By Melissa A Vitale
Seeking efficiency in marketing budget, a common question that passes my desk is about a "Pay-per-placement" model of Public relations.
Before you get your hopes up, this is not something I offer.
MAVPR focuses on storytelling, media relations and executive thought leadership and visibility in top tier articles. This can be a combination of Full Features - a story centered entirely on you, and often the hardest to come by unless you're Elon Musk, commentary in industry and trend stories, and inclusions in round ups of category-listed articles. The strategy to securing these types of featured placements in the Forbes, Marie Claire's and Rolling Stones' of the world involves pitches that will capture an editor's attention, my strong relationships, and a deep understanding of the media environment.
Every single editor, journalist, editorial director, digital site manager, and outlet itself have their own editorial schedule. Just because a client wants to be featured in outlets, doesn't mean that the writers who want to feature you will have time or will get commissioned for those stories, especially if there is nothing time-sensitive anchoring a journalist's interest.
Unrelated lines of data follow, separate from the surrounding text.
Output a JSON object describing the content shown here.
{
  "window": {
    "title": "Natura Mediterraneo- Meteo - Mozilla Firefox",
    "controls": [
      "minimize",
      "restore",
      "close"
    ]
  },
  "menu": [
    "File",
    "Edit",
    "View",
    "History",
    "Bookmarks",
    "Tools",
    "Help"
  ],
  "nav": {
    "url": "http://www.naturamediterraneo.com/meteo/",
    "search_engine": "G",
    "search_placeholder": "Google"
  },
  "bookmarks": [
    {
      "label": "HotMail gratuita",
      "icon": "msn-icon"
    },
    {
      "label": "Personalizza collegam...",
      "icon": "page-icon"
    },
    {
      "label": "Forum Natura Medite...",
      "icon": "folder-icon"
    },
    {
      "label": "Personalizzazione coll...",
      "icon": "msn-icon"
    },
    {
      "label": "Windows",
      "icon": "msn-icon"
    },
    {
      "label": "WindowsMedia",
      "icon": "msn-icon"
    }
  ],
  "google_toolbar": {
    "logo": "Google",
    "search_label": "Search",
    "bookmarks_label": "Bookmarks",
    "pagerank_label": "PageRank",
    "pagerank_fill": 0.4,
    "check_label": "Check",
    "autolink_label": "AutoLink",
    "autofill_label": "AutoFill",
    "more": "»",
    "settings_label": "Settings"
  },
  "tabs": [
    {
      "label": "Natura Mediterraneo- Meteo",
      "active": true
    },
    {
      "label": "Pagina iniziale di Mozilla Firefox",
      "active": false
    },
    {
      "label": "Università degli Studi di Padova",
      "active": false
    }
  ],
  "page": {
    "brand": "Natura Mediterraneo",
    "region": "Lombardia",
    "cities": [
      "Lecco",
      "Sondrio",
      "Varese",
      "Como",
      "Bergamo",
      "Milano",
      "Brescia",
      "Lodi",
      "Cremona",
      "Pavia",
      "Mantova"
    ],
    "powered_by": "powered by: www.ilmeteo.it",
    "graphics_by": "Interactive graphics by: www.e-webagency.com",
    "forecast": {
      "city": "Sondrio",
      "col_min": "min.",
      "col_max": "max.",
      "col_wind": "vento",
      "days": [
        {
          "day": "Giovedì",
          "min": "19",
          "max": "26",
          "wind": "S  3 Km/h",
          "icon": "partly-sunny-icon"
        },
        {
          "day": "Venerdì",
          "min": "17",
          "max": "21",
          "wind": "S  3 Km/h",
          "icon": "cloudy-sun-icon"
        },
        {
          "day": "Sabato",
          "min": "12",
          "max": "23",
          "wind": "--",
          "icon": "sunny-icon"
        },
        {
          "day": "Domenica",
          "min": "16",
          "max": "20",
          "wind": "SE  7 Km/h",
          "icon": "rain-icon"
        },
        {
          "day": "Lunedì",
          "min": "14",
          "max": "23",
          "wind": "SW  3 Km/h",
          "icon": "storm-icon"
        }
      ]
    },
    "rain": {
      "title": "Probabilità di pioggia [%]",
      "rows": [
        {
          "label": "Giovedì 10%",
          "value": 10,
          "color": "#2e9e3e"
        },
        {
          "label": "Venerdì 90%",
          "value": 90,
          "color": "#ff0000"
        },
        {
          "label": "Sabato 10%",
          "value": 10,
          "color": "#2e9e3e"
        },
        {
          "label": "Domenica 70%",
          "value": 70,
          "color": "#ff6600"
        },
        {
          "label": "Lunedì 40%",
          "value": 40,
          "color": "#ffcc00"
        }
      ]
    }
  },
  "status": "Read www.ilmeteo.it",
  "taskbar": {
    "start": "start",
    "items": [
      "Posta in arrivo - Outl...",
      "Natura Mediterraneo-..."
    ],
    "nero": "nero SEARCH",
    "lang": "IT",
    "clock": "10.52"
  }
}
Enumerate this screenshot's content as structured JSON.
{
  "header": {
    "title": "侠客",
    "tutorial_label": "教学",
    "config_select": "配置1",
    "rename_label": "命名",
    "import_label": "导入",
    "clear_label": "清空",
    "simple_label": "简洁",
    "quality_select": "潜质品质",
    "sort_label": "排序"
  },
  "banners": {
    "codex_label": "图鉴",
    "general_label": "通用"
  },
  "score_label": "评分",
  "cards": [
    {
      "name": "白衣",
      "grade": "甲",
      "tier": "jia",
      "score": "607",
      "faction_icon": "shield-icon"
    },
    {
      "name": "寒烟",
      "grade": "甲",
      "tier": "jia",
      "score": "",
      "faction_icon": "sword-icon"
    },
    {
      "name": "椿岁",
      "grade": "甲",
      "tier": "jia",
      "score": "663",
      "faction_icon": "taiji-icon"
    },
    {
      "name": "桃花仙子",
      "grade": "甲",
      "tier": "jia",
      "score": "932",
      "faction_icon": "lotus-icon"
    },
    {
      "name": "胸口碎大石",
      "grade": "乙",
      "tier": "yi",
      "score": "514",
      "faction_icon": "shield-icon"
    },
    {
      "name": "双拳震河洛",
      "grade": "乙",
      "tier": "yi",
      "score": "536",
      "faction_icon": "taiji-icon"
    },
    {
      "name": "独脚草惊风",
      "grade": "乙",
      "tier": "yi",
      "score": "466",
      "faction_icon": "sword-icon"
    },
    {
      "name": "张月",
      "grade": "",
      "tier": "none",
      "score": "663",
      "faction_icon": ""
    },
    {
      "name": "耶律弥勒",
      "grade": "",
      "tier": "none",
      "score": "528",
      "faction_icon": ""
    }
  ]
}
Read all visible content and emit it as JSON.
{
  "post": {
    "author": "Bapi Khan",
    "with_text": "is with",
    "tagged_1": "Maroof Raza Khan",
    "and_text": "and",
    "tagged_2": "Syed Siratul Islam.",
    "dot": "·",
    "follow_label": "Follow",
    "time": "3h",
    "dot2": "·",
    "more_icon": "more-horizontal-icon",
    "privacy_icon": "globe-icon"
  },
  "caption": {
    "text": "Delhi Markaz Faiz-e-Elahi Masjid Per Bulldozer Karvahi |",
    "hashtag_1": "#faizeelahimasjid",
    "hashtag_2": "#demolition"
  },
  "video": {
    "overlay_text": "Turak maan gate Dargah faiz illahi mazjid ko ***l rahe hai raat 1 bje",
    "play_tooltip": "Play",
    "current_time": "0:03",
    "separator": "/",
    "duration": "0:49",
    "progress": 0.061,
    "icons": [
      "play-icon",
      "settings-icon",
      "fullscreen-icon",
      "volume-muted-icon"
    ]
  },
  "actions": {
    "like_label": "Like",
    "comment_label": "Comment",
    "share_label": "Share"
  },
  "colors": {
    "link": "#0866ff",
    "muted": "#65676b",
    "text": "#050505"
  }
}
This is why PR plans typically cannot be less than three months, because there needs to be time for the press to align their interest in a client with their editorial schedule.
With strong relationships, sometimes features come before the contract is signed, other times, there could be two months passing before traction starts to build.
Securing press interest involves writing, editing, emailing, calling, face-to-face meetings and even events to present a client to a journalist in the way that will be most receptive. After all that, you may get a feedback along the lines of "I love this! I'm swamped right now but catch up with me after this month and I'll revisit the topic!" That feedback usually leads to a story or inclusion, as long as that journalist is reminded.
Due to the media landscape, press efforts can often be a game of Russian roulette, where sometimes round after round of pitches yields very little, and then BAM, three features right after another. Its for this reason you work with a skilled publicist who can navigate the murky waters of media relations and still make sure your name has an established presence.
I explain all that to paint a quick picture of all that is required to secure a story. The reason that pay-per-placement firms are very rare (to this day, I know of only one that operated in 2016 but whose cofounders have hence moved on to more lucrative marketing services) is because they could involve intense amounts of work for little reward.
When you ask a publicist if you could pay per placement, you are asking if they could bear the costs of your media efforts, while you will pay when you deem their work has produced the result you desire, and not paying for the work they did to achieve those results.
In a competitive marketplace where a NYC-based freelance publicist is in high-demand for brands, the choice to work for clients who will pay for all the work instead of the result isn't difficult to make.
If I were to charge a pay-per-placement model, it could mean charging the equivalent of up to three full retainers to encompass all the unpaid work, and at that point, you may as well look into sponsored post options, something that MAVPR does not specialize in.
To learn more about what we do specialize in, please visit: https://www.melissaavitale.com/about.html
Melissa A Vitale Public Relations
A public relations agency specializing in brands and startups in artificial intelligence, sexual wellness and legal cannabis.